▶ What you are asked to do
Leave out the pictures and restate the rest of the data exactly.

Page and application data records:
---

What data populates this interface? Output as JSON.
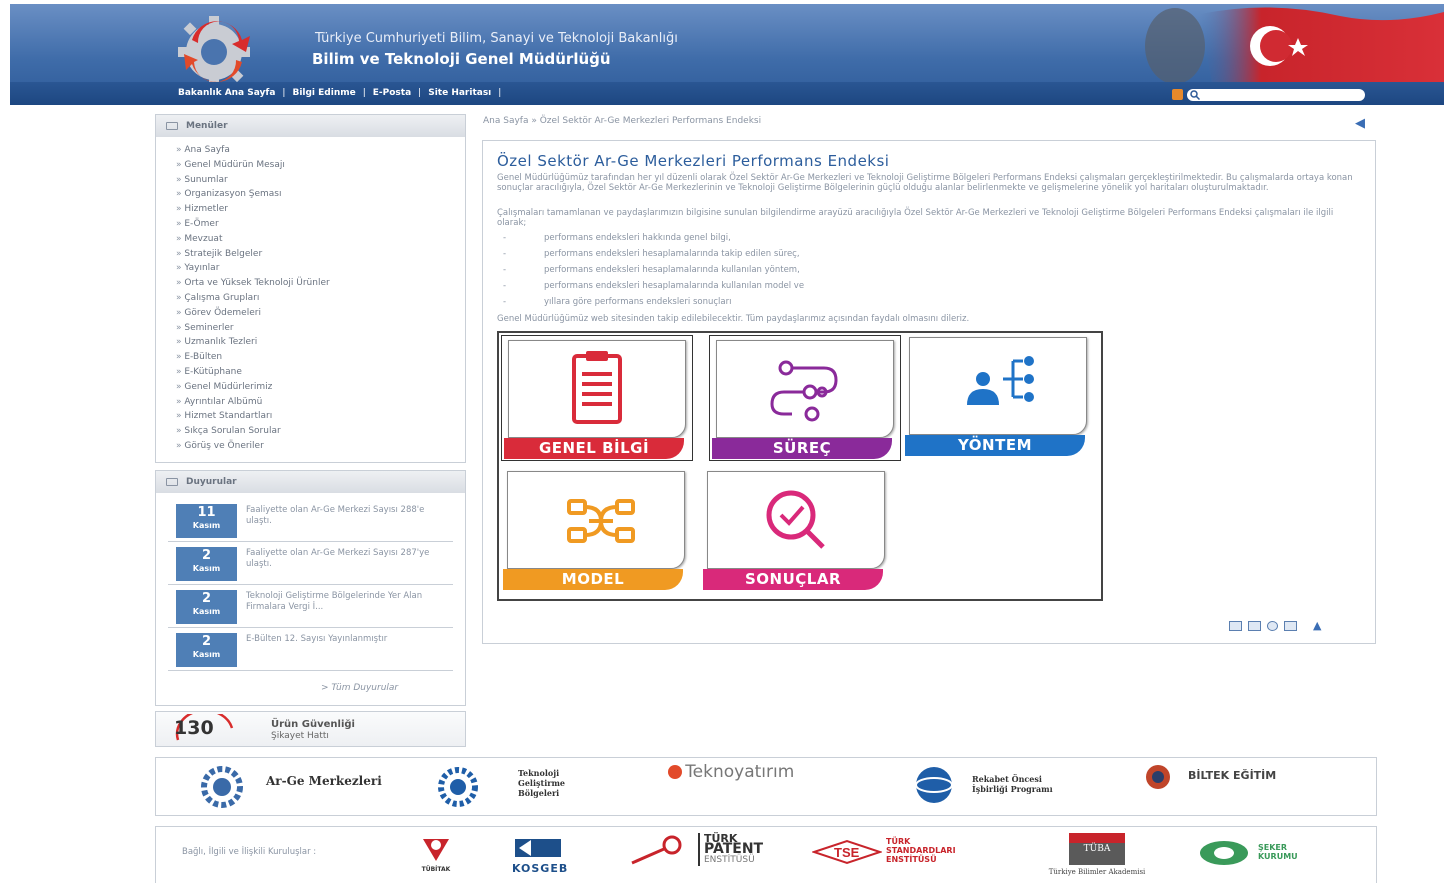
{
  "header": {
    "title_line1": "Türkiye Cumhuriyeti Bilim, Sanayi ve Teknoloji Bakanlığı",
    "title_line2": "Bilim ve Teknoloji Genel Müdürlüğü",
    "nav": [
      "Bakanlık Ana Sayfa",
      "Bilgi Edinme",
      "E-Posta",
      "Site Haritası"
    ],
    "search_placeholder": ""
  },
  "menu": {
    "title": "Menüler",
    "items": [
      "Ana Sayfa",
      "Genel Müdürün Mesajı",
      "Sunumlar",
      "Organizasyon Şeması",
      "Hizmetler",
      "E-Ömer",
      "Mevzuat",
      "Stratejik Belgeler",
      "Yayınlar",
      "Orta ve Yüksek Teknoloji Ürünler",
      "Çalışma Grupları",
      "Görev Ödemeleri",
      "Seminerler",
      "Uzmanlık Tezleri",
      "E-Bülten",
      "E-Kütüphane",
      "Genel Müdürlerimiz",
      "Ayrıntılar Albümü",
      "Hizmet Standartları",
      "Sıkça Sorulan Sorular",
      "Görüş ve Öneriler"
    ]
  },
  "announcements": {
    "title": "Duyurular",
    "items": [
      {
        "day": "11",
        "month": "Kasım",
        "text": "Faaliyette olan Ar-Ge Merkezi Sayısı 288'e ulaştı."
      },
      {
        "day": "2",
        "month": "Kasım",
        "text": "Faaliyette olan Ar-Ge Merkezi Sayısı 287'ye ulaştı."
      },
      {
        "day": "2",
        "month": "Kasım",
        "text": "Teknoloji Geliştirme Bölgelerinde Yer Alan Firmalara Vergi İ..."
      },
      {
        "day": "2",
        "month": "Kasım",
        "text": "E-Bülten 12. Sayısı Yayınlanmıştır"
      }
    ],
    "all_link": "> Tüm Duyurular"
  },
  "hotline": {
    "number": "130",
    "line1": "Ürün Güvenliği",
    "line2": "Şikayet Hattı"
  },
  "breadcrumb": "Ana Sayfa » Özel Sektör Ar-Ge Merkezleri Performans Endeksi",
  "main": {
    "title": "Özel Sektör Ar-Ge Merkezleri Performans Endeksi",
    "para1": "Genel Müdürlüğümüz tarafından her yıl düzenli olarak Özel Sektör Ar-Ge Merkezleri ve Teknoloji Geliştirme Bölgeleri Performans Endeksi çalışmaları gerçekleştirilmektedir. Bu çalışmalarda ortaya konan sonuçlar aracılığıyla, Özel Sektör Ar-Ge Merkezlerinin ve Teknoloji Geliştirme Bölgelerinin güçlü olduğu alanlar belirlenmekte ve gelişmelerine yönelik yol haritaları oluşturulmaktadır.",
    "para2": "Çalışmaları tamamlanan ve paydaşlarımızın bilgisine sunulan bilgilendirme arayüzü aracılığıyla Özel Sektör Ar-Ge Merkezleri ve Teknoloji Geliştirme Bölgeleri Performans Endeksi çalışmaları ile ilgili olarak;",
    "bullets": [
      "performans endeksleri hakkında genel bilgi,",
      "performans endeksleri hesaplamalarında takip edilen süreç,",
      "performans endeksleri hesaplamalarında kullanılan yöntem,",
      "performans endeksleri hesaplamalarında kullanılan model ve",
      "yıllara göre performans endeksleri sonuçları"
    ],
    "para3": "Genel Müdürlüğümüz web sitesinden takip edilebilecektir. Tüm paydaşlarımız açısından faydalı olmasını dileriz.",
    "tiles": [
      {
        "label": "GENEL BİLGİ",
        "color": "#d92b3a",
        "icon": "clipboard-icon"
      },
      {
        "label": "SÜREÇ",
        "color": "#8a2a9a",
        "icon": "process-icon"
      },
      {
        "label": "YÖNTEM",
        "color": "#1f73c7",
        "icon": "hierarchy-icon"
      },
      {
        "label": "MODEL",
        "color": "#f09a22",
        "icon": "model-icon"
      },
      {
        "label": "SONUÇLAR",
        "color": "#d9297a",
        "icon": "results-icon"
      }
    ]
  },
  "logos1": {
    "arge": "Ar-Ge Merkezleri",
    "tgb": [
      "Teknoloji",
      "Geliştirme",
      "Bölgeleri"
    ],
    "teknoyatirim": "Teknoyatırım",
    "rekabet": [
      "Rekabet Öncesi",
      "İşbirliği Programı"
    ],
    "biltek": "BİLTEK EĞİTİM"
  },
  "logos2": {
    "label": "Bağlı, İlgili ve İlişkili Kuruluşlar :",
    "tubitak": "TÜBİTAK",
    "kosgeb": "KOSGEB",
    "patent": [
      "TÜRK",
      "PATENT",
      "ENSTİTÜSÜ"
    ],
    "tse_mark": "TSE",
    "tse": [
      "TÜRK",
      "STANDARDLARI",
      "ENSTİTÜSÜ"
    ],
    "tuba": "TÜBA",
    "tuba_sub": "Türkiye Bilimler Akademisi",
    "seker": [
      "ŞEKER",
      "KURUMU"
    ]
  },
  "colors": {
    "header_blue": "#3f6ca9",
    "link_blue": "#2c5d9c"
  }
}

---

▶ Your response
What data populates this interface? Output as JSON.
{
  "header": {
    "title_line1": "Türkiye Cumhuriyeti Bilim, Sanayi ve Teknoloji Bakanlığı",
    "title_line2": "Bilim ve Teknoloji Genel Müdürlüğü",
    "nav": [
      "Bakanlık Ana Sayfa",
      "Bilgi Edinme",
      "E-Posta",
      "Site Haritası"
    ],
    "search_placeholder": ""
  },
  "menu": {
    "title": "Menüler",
    "items": [
      "Ana Sayfa",
      "Genel Müdürün Mesajı",
      "Sunumlar",
      "Organizasyon Şeması",
      "Hizmetler",
      "E-Ömer",
      "Mevzuat",
      "Stratejik Belgeler",
      "Yayınlar",
      "Orta ve Yüksek Teknoloji Ürünler",
      "Çalışma Grupları",
      "Görev Ödemeleri",
      "Seminerler",
      "Uzmanlık Tezleri",
      "E-Bülten",
      "E-Kütüphane",
      "Genel Müdürlerimiz",
      "Ayrıntılar Albümü",
      "Hizmet Standartları",
      "Sıkça Sorulan Sorular",
      "Görüş ve Öneriler"
    ]
  },
  "announcements": {
    "title": "Duyurular",
    "items": [
      {
        "day": "11",
        "month": "Kasım",
        "text": "Faaliyette olan Ar-Ge Merkezi Sayısı 288'e ulaştı."
      },
      {
        "day": "2",
        "month": "Kasım",
        "text": "Faaliyette olan Ar-Ge Merkezi Sayısı 287'ye ulaştı."
      },
      {
        "day": "2",
        "month": "Kasım",
        "text": "Teknoloji Geliştirme Bölgelerinde Yer Alan Firmalara Vergi İ..."
      },
      {
        "day": "2",
        "month": "Kasım",
        "text": "E-Bülten 12. Sayısı Yayınlanmıştır"
      }
    ],
    "all_link": "> Tüm Duyurular"
  },
  "hotline": {
    "number": "130",
    "line1": "Ürün Güvenliği",
    "line2": "Şikayet Hattı"
  },
  "breadcrumb": "Ana Sayfa » Özel Sektör Ar-Ge Merkezleri Performans Endeksi",
  "main": {
    "title": "Özel Sektör Ar-Ge Merkezleri Performans Endeksi",
    "para1": "Genel Müdürlüğümüz tarafından her yıl düzenli olarak Özel Sektör Ar-Ge Merkezleri ve Teknoloji Geliştirme Bölgeleri Performans Endeksi çalışmaları gerçekleştirilmektedir. Bu çalışmalarda ortaya konan sonuçlar aracılığıyla, Özel Sektör Ar-Ge Merkezlerinin ve Teknoloji Geliştirme Bölgelerinin güçlü olduğu alanlar belirlenmekte ve gelişmelerine yönelik yol haritaları oluşturulmaktadır.",
    "para2": "Çalışmaları tamamlanan ve paydaşlarımızın bilgisine sunulan bilgilendirme arayüzü aracılığıyla Özel Sektör Ar-Ge Merkezleri ve Teknoloji Geliştirme Bölgeleri Performans Endeksi çalışmaları ile ilgili olarak;",
    "bullets": [
      "performans endeksleri hakkında genel bilgi,",
      "performans endeksleri hesaplamalarında takip edilen süreç,",
      "performans endeksleri hesaplamalarında kullanılan yöntem,",
      "performans endeksleri hesaplamalarında kullanılan model ve",
      "yıllara göre performans endeksleri sonuçları"
    ],
    "para3": "Genel Müdürlüğümüz web sitesinden takip edilebilecektir. Tüm paydaşlarımız açısından faydalı olmasını dileriz.",
    "tiles": [
      {
        "label": "GENEL BİLGİ",
        "color": "#d92b3a",
        "icon": "clipboard-icon"
      },
      {
        "label": "SÜREÇ",
        "color": "#8a2a9a",
        "icon": "process-icon"
      },
      {
        "label": "YÖNTEM",
        "color": "#1f73c7",
        "icon": "hierarchy-icon"
      },
      {
        "label": "MODEL",
        "color": "#f09a22",
        "icon": "model-icon"
      },
      {
        "label": "SONUÇLAR",
        "color": "#d9297a",
        "icon": "results-icon"
      }
    ]
  },
  "logos1": {
    "arge": "Ar-Ge Merkezleri",
    "tgb": [
      "Teknoloji",
      "Geliştirme",
      "Bölgeleri"
    ],
    "teknoyatirim": "Teknoyatırım",
    "rekabet": [
      "Rekabet Öncesi",
      "İşbirliği Programı"
    ],
    "biltek": "BİLTEK EĞİTİM"
  },
  "logos2": {
    "label": "Bağlı, İlgili ve İlişkili Kuruluşlar :",
    "tubitak": "TÜBİTAK",
    "kosgeb": "KOSGEB",
    "patent": [
      "TÜRK",
      "PATENT",
      "ENSTİTÜSÜ"
    ],
    "tse_mark": "TSE",
    "tse": [
      "TÜRK",
      "STANDARDLARI",
      "ENSTİTÜSÜ"
    ],
    "tuba": "TÜBA",
    "tuba_sub": "Türkiye Bilimler Akademisi",
    "seker": [
      "ŞEKER",
      "KURUMU"
    ]
  },
  "colors": {
    "header_blue": "#3f6ca9",
    "link_blue": "#2c5d9c"
  }
}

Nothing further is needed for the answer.